_Task details_
Report how many lines in the data include the string "this", and add nothing else.

(Data extracted from a collection)
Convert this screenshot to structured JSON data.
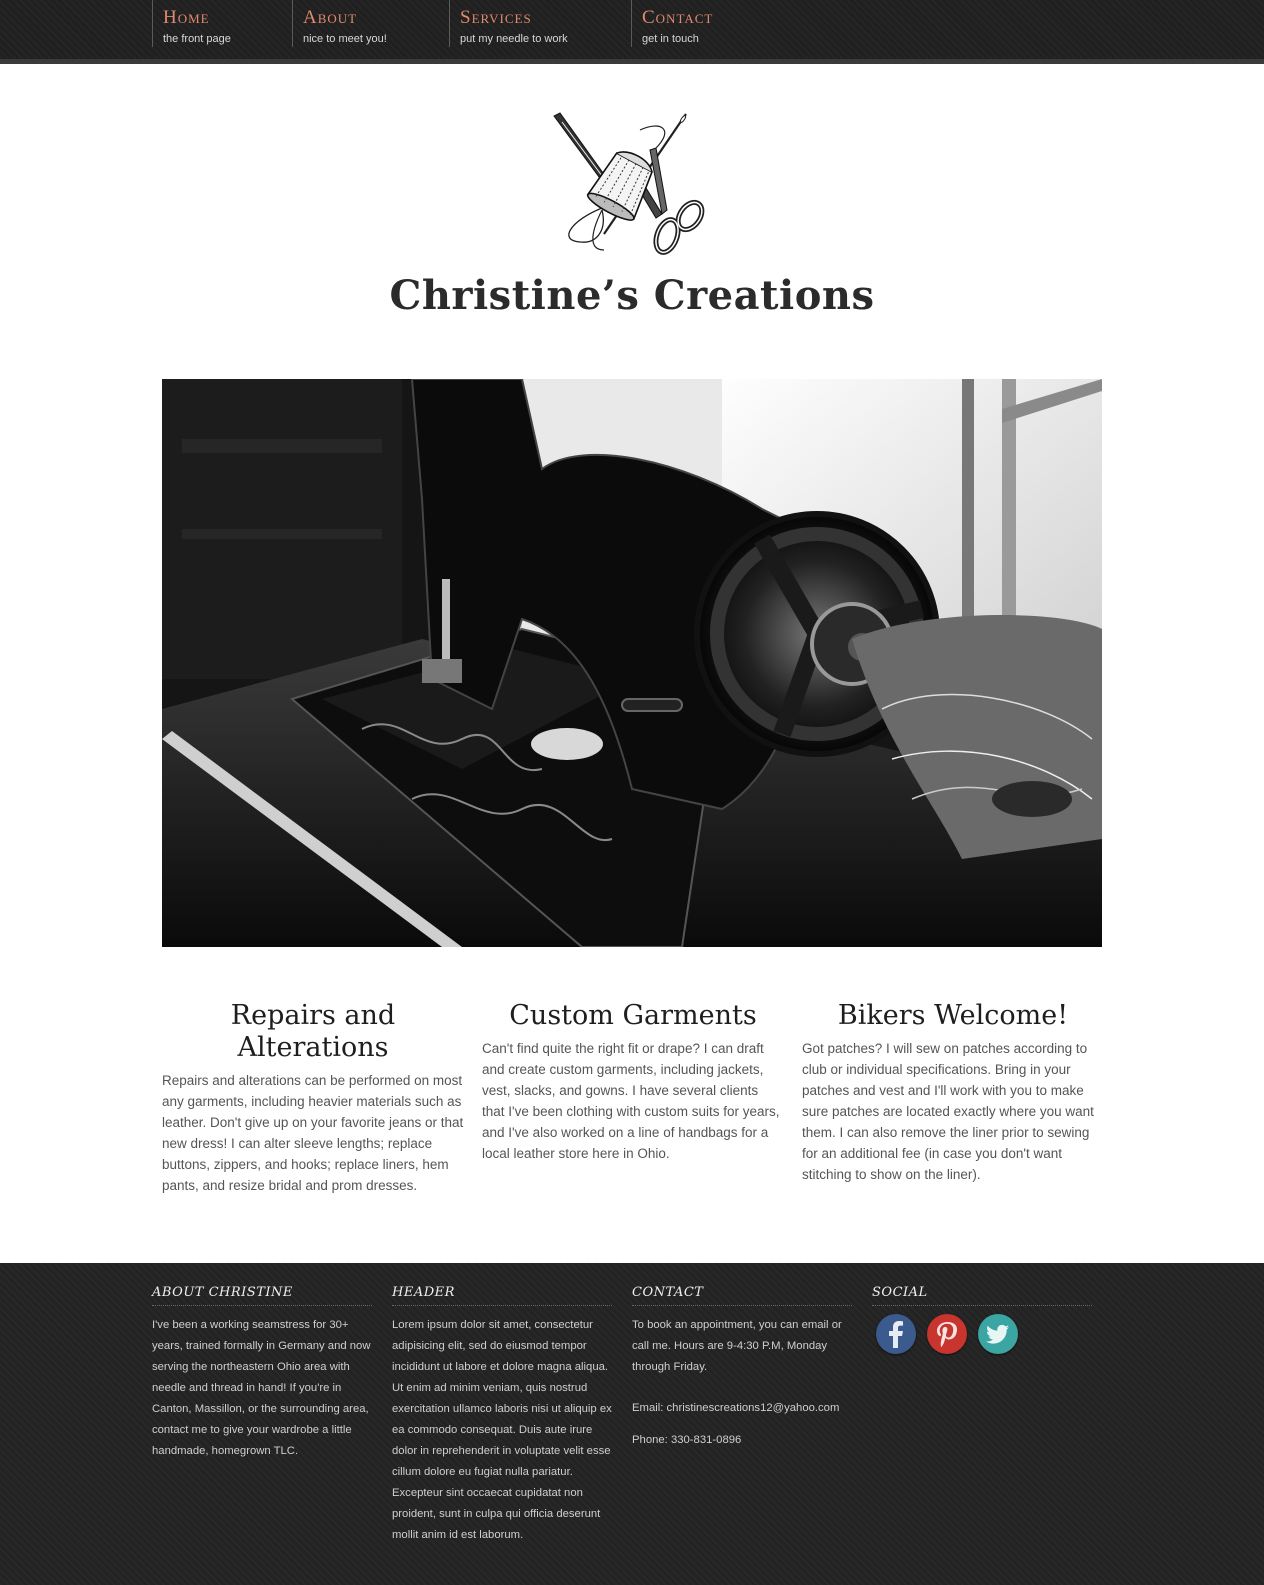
{
  "nav": [
    {
      "title": "Home",
      "subtitle": "the front page"
    },
    {
      "title": "About",
      "subtitle": "nice to meet you!"
    },
    {
      "title": "Services",
      "subtitle": "put my needle to work"
    },
    {
      "title": "Contact",
      "subtitle": "get in touch"
    }
  ],
  "site": {
    "title": "Christine’s Creations",
    "logo_icon": "sewing-notions-icon",
    "hero_image": "sewing-machine-photo"
  },
  "features": [
    {
      "heading": "Repairs and Alterations",
      "body": "Repairs and alterations can be performed on most any garments, including heavier materials such as leather. Don't give up on your favorite jeans or that new dress! I can alter sleeve lengths; replace buttons, zippers, and hooks; replace liners, hem pants, and resize bridal and prom dresses."
    },
    {
      "heading": "Custom Garments",
      "body": "Can't find quite the right fit or drape? I can draft and create custom garments, including jackets, vest, slacks, and gowns. I have several clients that I've been clothing with custom suits for years, and I've also worked on a line of handbags for a local leather store here in Ohio."
    },
    {
      "heading": "Bikers Welcome!",
      "body": "Got patches? I will sew on patches according to club or individual specifications. Bring in your patches and vest and I'll work with you to make sure patches are located exactly where you want them. I can also remove the liner prior to sewing for an additional fee (in case you don't want stitching to show on the liner)."
    }
  ],
  "footer": {
    "about": {
      "heading": "About Christine",
      "body": "I've been a working seamstress for 30+ years, trained formally in Germany and now serving the northeastern Ohio area with needle and thread in hand! If you're in Canton, Massillon, or the surrounding area, contact me to give your wardrobe a little handmade, homegrown TLC."
    },
    "header": {
      "heading": "Header",
      "body": "Lorem ipsum dolor sit amet, consectetur adipisicing elit, sed do eiusmod tempor incididunt ut labore et dolore magna aliqua. Ut enim ad minim veniam, quis nostrud exercitation ullamco laboris nisi ut aliquip ex ea commodo consequat. Duis aute irure dolor in reprehenderit in voluptate velit esse cillum dolore eu fugiat nulla pariatur. Excepteur sint occaecat cupidatat non proident, sunt in culpa qui officia deserunt mollit anim id est laborum."
    },
    "contact": {
      "heading": "Contact",
      "body": "To book an appointment, you can email or call me. Hours are 9-4:30 P.M, Monday through Friday.",
      "email": "Email: christinescreations12@yahoo.com",
      "phone": "Phone: 330-831-0896"
    },
    "social": {
      "heading": "Social",
      "icons": [
        {
          "name": "facebook-icon",
          "glyph": "f",
          "color": "#3b5b8f"
        },
        {
          "name": "pinterest-icon",
          "glyph": "P",
          "color": "#c7352e"
        },
        {
          "name": "twitter-icon",
          "glyph": "t",
          "color": "#3aa5a3"
        }
      ]
    }
  }
}
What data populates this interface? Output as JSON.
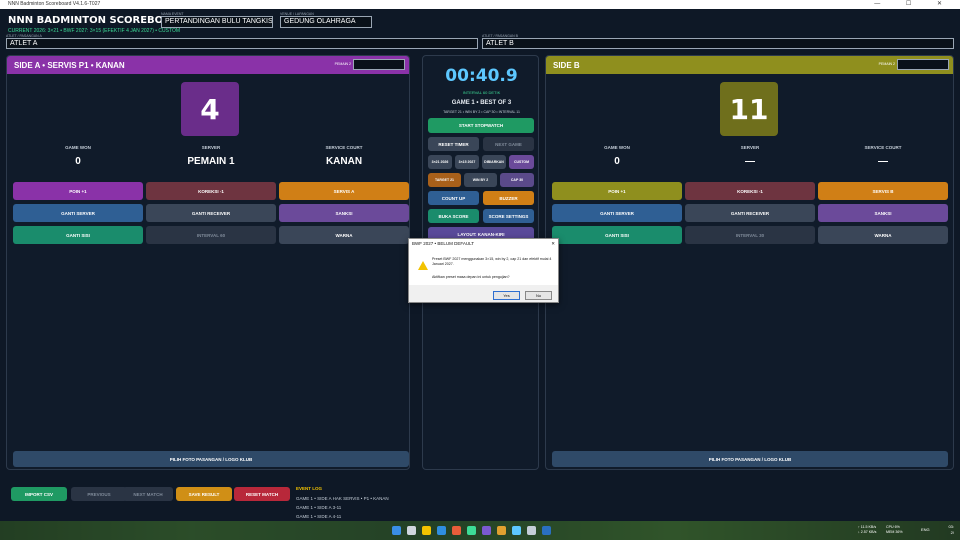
{
  "window": {
    "title": "NNN Badminton Scoreboard V4.1.6-T027",
    "controls": "— ☐ ✕"
  },
  "header": {
    "app_title": "NNN BADMINTON SCOREBOARD",
    "subtitle": "CURRENT 2026: 3×21 • BWF 2027: 3×15 (EFEKTIF 4 JAN 2027) • CUSTOM",
    "event_label": "NAMA EVENT",
    "event_value": "PERTANDINGAN BULU TANGKIS",
    "venue_label": "VENUE / LAPANGAN",
    "venue_value": "GEDUNG OLAHRAGA"
  },
  "athletes": {
    "a_label": "ATLET / PASANGAN A",
    "a_value": "ATLET A",
    "b_label": "ATLET / PASANGAN B",
    "b_value": "ATLET B"
  },
  "side_a": {
    "header": "SIDE A  • SERVIS P1 • KANAN",
    "player_label": "PEMAIN 2",
    "score": "4",
    "game_won_label": "GAME WON",
    "game_won": "0",
    "server_label": "SERVER",
    "server": "PEMAIN 1",
    "court_label": "SERVICE COURT",
    "court": "KANAN",
    "btn_point": "POIN +1",
    "btn_correct": "KOREKSI -1",
    "btn_serve": "SERVIS A",
    "btn_swap_server": "GANTI SERVER",
    "btn_swap_receiver": "GANTI RECEIVER",
    "btn_warn": "SANKSI",
    "btn_swap_side": "GANTI SISI",
    "btn_interval": "INTERVAL 60",
    "btn_color": "WARNA",
    "btn_photo": "PILIH FOTO PASANGAN / LOGO KLUB"
  },
  "side_b": {
    "header": "SIDE B",
    "player_label": "PEMAIN 2",
    "score": "11",
    "game_won_label": "GAME WON",
    "game_won": "0",
    "server_label": "SERVER",
    "server": "—",
    "court_label": "SERVICE COURT",
    "court": "—",
    "btn_point": "POIN +1",
    "btn_correct": "KOREKSI -1",
    "btn_serve": "SERVIS B",
    "btn_swap_server": "GANTI SERVER",
    "btn_swap_receiver": "GANTI RECEIVER",
    "btn_warn": "SANKSI",
    "btn_swap_side": "GANTI SISI",
    "btn_interval": "INTERVAL 30",
    "btn_color": "WARNA",
    "btn_photo": "PILIH FOTO PASANGAN / LOGO KLUB"
  },
  "center": {
    "timer": "00:40.9",
    "interval_label": "INTERVAL 60 DETIK",
    "game_info": "GAME 1 • BEST OF 3",
    "rule_info": "TARGET 21 • WIN BY 2 • CAP 30 • INTERVAL 11",
    "btn_start": "START STOPWATCH",
    "btn_reset_timer": "RESET TIMER",
    "btn_next_game": "NEXT GAME",
    "btn_r1": "3×21 2026",
    "btn_r2": "3×15 2027",
    "btn_r3": "DIBIARKAN",
    "btn_r4": "CUSTOM",
    "btn_target": "TARGET 21",
    "btn_winby": "WIN BY 2",
    "btn_cap": "CAP 30",
    "btn_countup": "COUNT UP",
    "btn_buzzer": "BUZZER",
    "btn_open_score": "BUKA SCORE",
    "btn_settings": "SCORE SETTINGS",
    "btn_layout": "LAYOUT: KANAN-KIRI"
  },
  "dialog": {
    "title": "BWF 2027 • BELUM DEFAULT",
    "message": "Preset BWF 2027 menggunakan 3×15, win by 2, cap 21 dan efektif mulai 4 Januari 2027.",
    "question": "Aktifkan preset masa depan ini untuk pengujian?",
    "yes": "Yes",
    "no": "No"
  },
  "bottom": {
    "import": "IMPORT CSV",
    "previous": "PREVIOUS",
    "next_match": "NEXT MATCH",
    "save": "SAVE RESULT",
    "reset": "RESET MATCH",
    "log_title": "EVENT LOG",
    "log": [
      "GAME 1 • SIDE A HAK SERVIS • P1 • KANAN",
      "GAME 1 • SIDE A 3-11",
      "GAME 1 • SIDE A 4-11"
    ]
  },
  "taskbar": {
    "net_up": "↑ 11.5 KB/s",
    "net_down": "↓ 2.57 KB/s",
    "cpu": "CPU  6%",
    "mem": "MEM  36%",
    "lang": "ENG",
    "time": "03:",
    "date": "2/"
  },
  "colors": {
    "side_a_accent": "#8a32a8",
    "side_b_accent": "#8f8f1e",
    "point": "#8a32a8",
    "correct": "#6e3440",
    "serve": "#d07f16",
    "blue": "#2f5f94",
    "slate": "#3a4658",
    "teal": "#1a8c6c",
    "purple": "#6b4a9a",
    "green": "#1f9a63",
    "red": "#b8283a",
    "timer": "#5dc8ff"
  }
}
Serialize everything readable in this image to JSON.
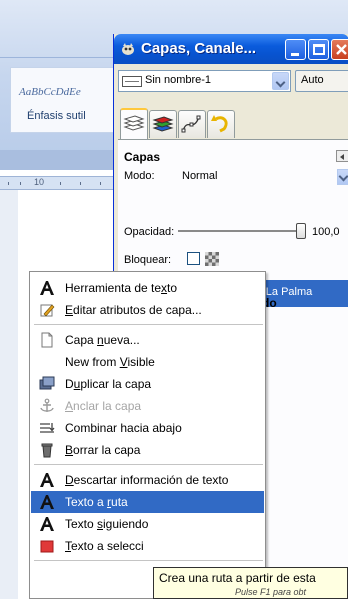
{
  "background_app": {
    "style_sample": "AaBbCcDdEe",
    "style_name": "Énfasis sutil",
    "ruler_number": "10"
  },
  "layers_dock": {
    "title": "Capas, Canale...",
    "image_name": "Sin nombre-1",
    "auto_label": "Auto",
    "panel_heading": "Capas",
    "mode_label": "Modo:",
    "mode_value": "Normal",
    "opacity_label": "Opacidad:",
    "opacity_value": "100,0",
    "opacity_percent": 100,
    "lock_label": "Bloquear:",
    "layer_name": "IES La Palma",
    "hidden_fragment": "do",
    "colors": {
      "title_bar": "#0a5bdc",
      "selection": "#316ac5",
      "dock_bg": "#ece9d8"
    }
  },
  "context_menu": {
    "items": [
      {
        "label_parts": [
          "Herramienta de te",
          "x",
          "to"
        ],
        "icon": "text-tool-icon",
        "disabled": false
      },
      {
        "label_parts": [
          "",
          "E",
          "ditar atributos de capa..."
        ],
        "icon": "edit-attributes-icon",
        "disabled": false
      },
      {
        "label_parts": [
          "Capa ",
          "n",
          "ueva..."
        ],
        "icon": "new-layer-icon",
        "disabled": false
      },
      {
        "label_parts": [
          "New from ",
          "V",
          "isible"
        ],
        "icon": "",
        "disabled": false
      },
      {
        "label_parts": [
          "D",
          "u",
          "plicar la capa"
        ],
        "icon": "duplicate-layer-icon",
        "disabled": false
      },
      {
        "label_parts": [
          "",
          "A",
          "nclar la capa"
        ],
        "icon": "anchor-icon",
        "disabled": true
      },
      {
        "label_parts": [
          "Combinar hacia abajo",
          "",
          ""
        ],
        "icon": "merge-down-icon",
        "disabled": false
      },
      {
        "label_parts": [
          "",
          "B",
          "orrar la capa"
        ],
        "icon": "delete-layer-icon",
        "disabled": false
      },
      {
        "label_parts": [
          "",
          "D",
          "escartar información de texto"
        ],
        "icon": "text-tool-icon",
        "disabled": false
      },
      {
        "label_parts": [
          "Texto a ",
          "r",
          "uta"
        ],
        "icon": "text-tool-icon",
        "disabled": false,
        "highlighted": true
      },
      {
        "label_parts": [
          "Texto ",
          "s",
          "iguiendo"
        ],
        "icon": "text-tool-icon",
        "disabled": false
      },
      {
        "label_parts": [
          "",
          "T",
          "exto a selecci"
        ],
        "icon": "text-to-selection-icon",
        "disabled": false
      }
    ]
  },
  "tooltip": {
    "text": "Crea una ruta a partir de esta",
    "hint": "Pulse F1 para obt"
  }
}
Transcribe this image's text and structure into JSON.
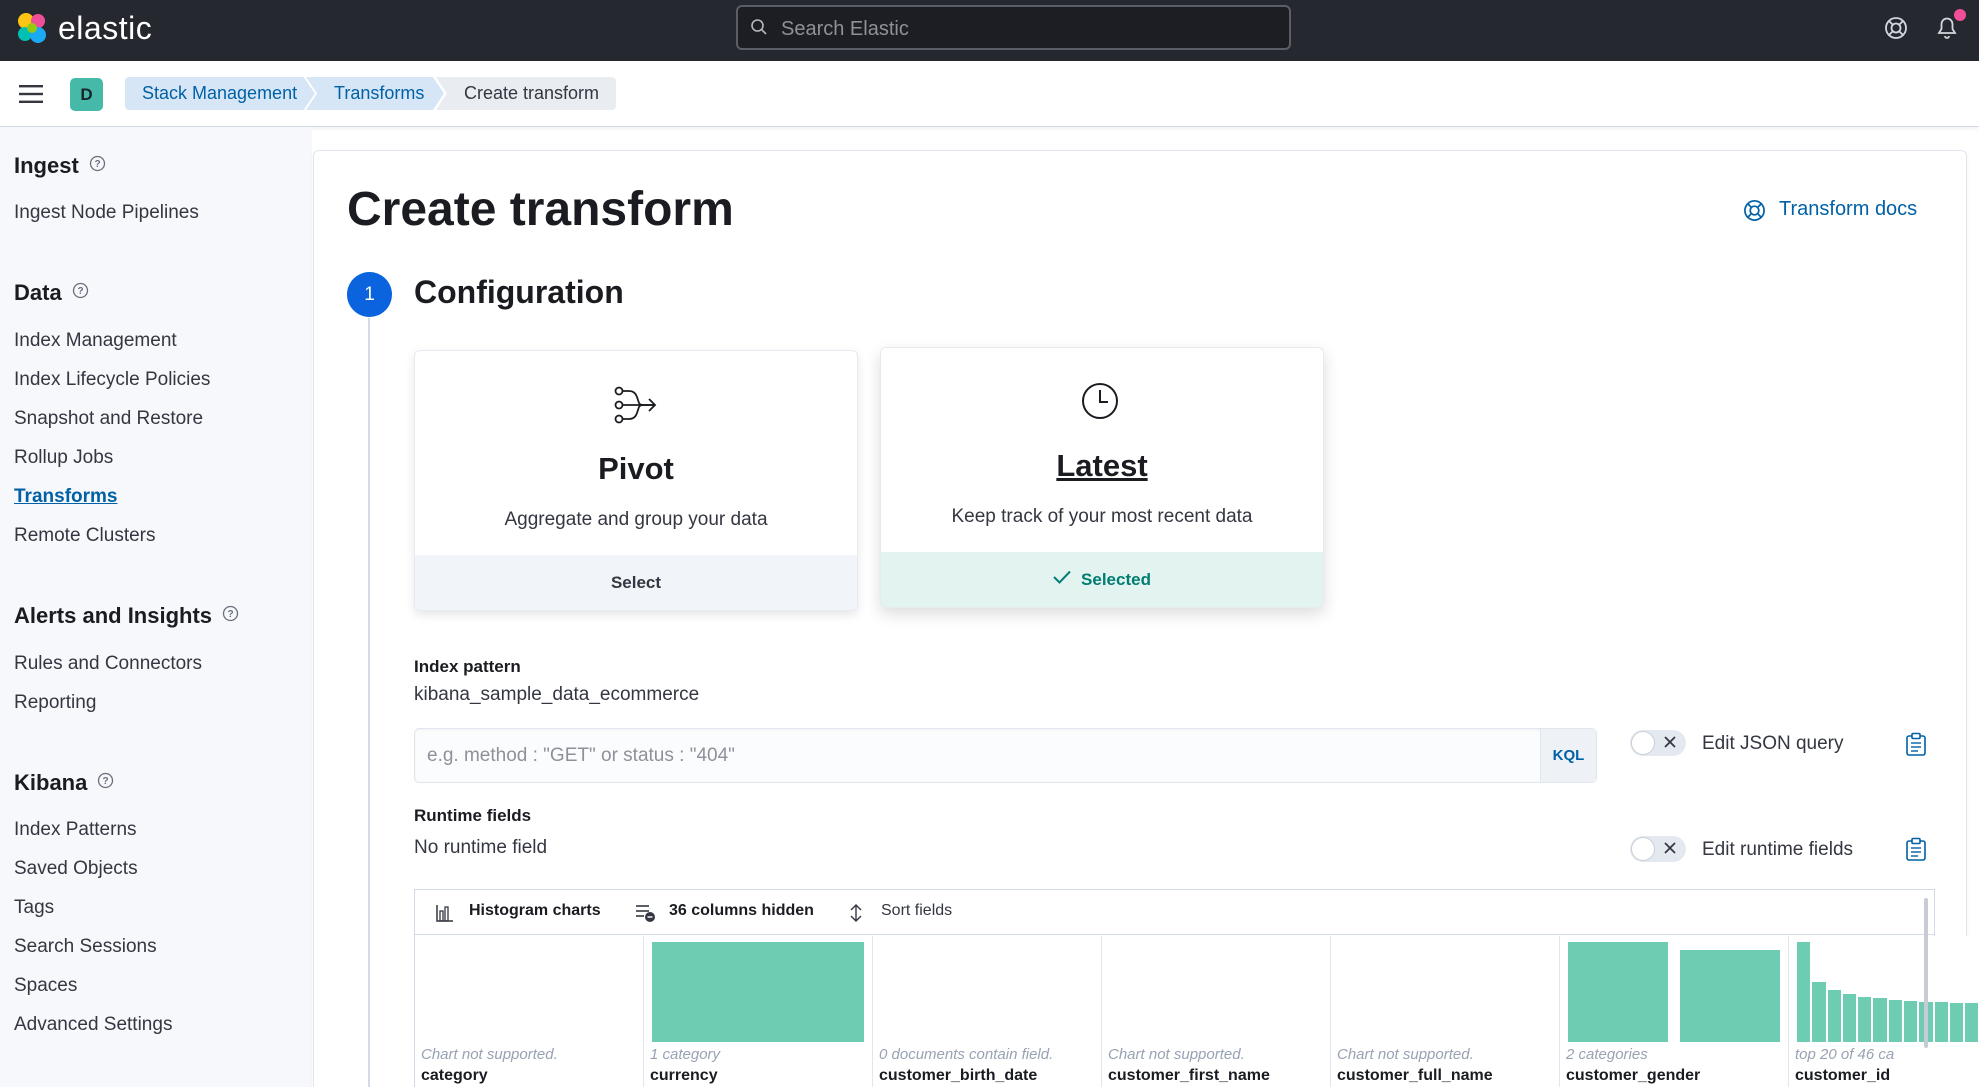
{
  "header": {
    "logo_text": "elastic",
    "search_placeholder": "Search Elastic"
  },
  "breadcrumbs": {
    "space_initial": "D",
    "items": [
      "Stack Management",
      "Transforms",
      "Create transform"
    ]
  },
  "sidebar": {
    "sections": [
      {
        "title": "Ingest",
        "items": [
          "Ingest Node Pipelines"
        ]
      },
      {
        "title": "Data",
        "items": [
          "Index Management",
          "Index Lifecycle Policies",
          "Snapshot and Restore",
          "Rollup Jobs",
          "Transforms",
          "Remote Clusters"
        ]
      },
      {
        "title": "Alerts and Insights",
        "items": [
          "Rules and Connectors",
          "Reporting"
        ]
      },
      {
        "title": "Kibana",
        "items": [
          "Index Patterns",
          "Saved Objects",
          "Tags",
          "Search Sessions",
          "Spaces",
          "Advanced Settings"
        ]
      }
    ],
    "active_item": "Transforms"
  },
  "page": {
    "title": "Create transform",
    "docs_link": "Transform docs",
    "step_number": "1",
    "step_title": "Configuration"
  },
  "cards": {
    "pivot": {
      "title": "Pivot",
      "description": "Aggregate and group your data",
      "action": "Select"
    },
    "latest": {
      "title": "Latest",
      "description": "Keep track of your most recent data",
      "action": "Selected"
    }
  },
  "index_pattern": {
    "label": "Index pattern",
    "value": "kibana_sample_data_ecommerce"
  },
  "query": {
    "placeholder": "e.g. method : \"GET\" or status : \"404\"",
    "language": "KQL",
    "edit_json_label": "Edit JSON query",
    "edit_json_enabled": false
  },
  "runtime": {
    "label": "Runtime fields",
    "value": "No runtime field",
    "edit_label": "Edit runtime fields",
    "edit_enabled": false
  },
  "grid": {
    "toolbar": {
      "histogram": "Histogram charts",
      "columns_hidden": "36 columns hidden",
      "sort": "Sort fields"
    },
    "columns": [
      {
        "name": "category",
        "note": "Chart not supported.",
        "bars": []
      },
      {
        "name": "currency",
        "note": "1 category",
        "bars": [
          1.0
        ]
      },
      {
        "name": "customer_birth_date",
        "note": "0 documents contain field.",
        "bars": []
      },
      {
        "name": "customer_first_name",
        "note": "Chart not supported.",
        "bars": []
      },
      {
        "name": "customer_full_name",
        "note": "Chart not supported.",
        "bars": []
      },
      {
        "name": "customer_gender",
        "note": "2 categories",
        "bars": [
          1.0,
          0.92
        ]
      },
      {
        "name": "customer_id",
        "note": "top 20 of 46 ca",
        "bars": [
          1.0,
          0.6,
          0.52,
          0.48,
          0.45,
          0.44,
          0.42,
          0.41,
          0.4,
          0.4,
          0.39,
          0.39,
          0.38,
          0.38
        ]
      }
    ]
  },
  "colors": {
    "accent": "#0061a6",
    "header_bg": "#25282f",
    "step_blue": "#0b64dd",
    "selected_green": "#017d73",
    "bar_green": "#6dccb1"
  }
}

_Written solution_
4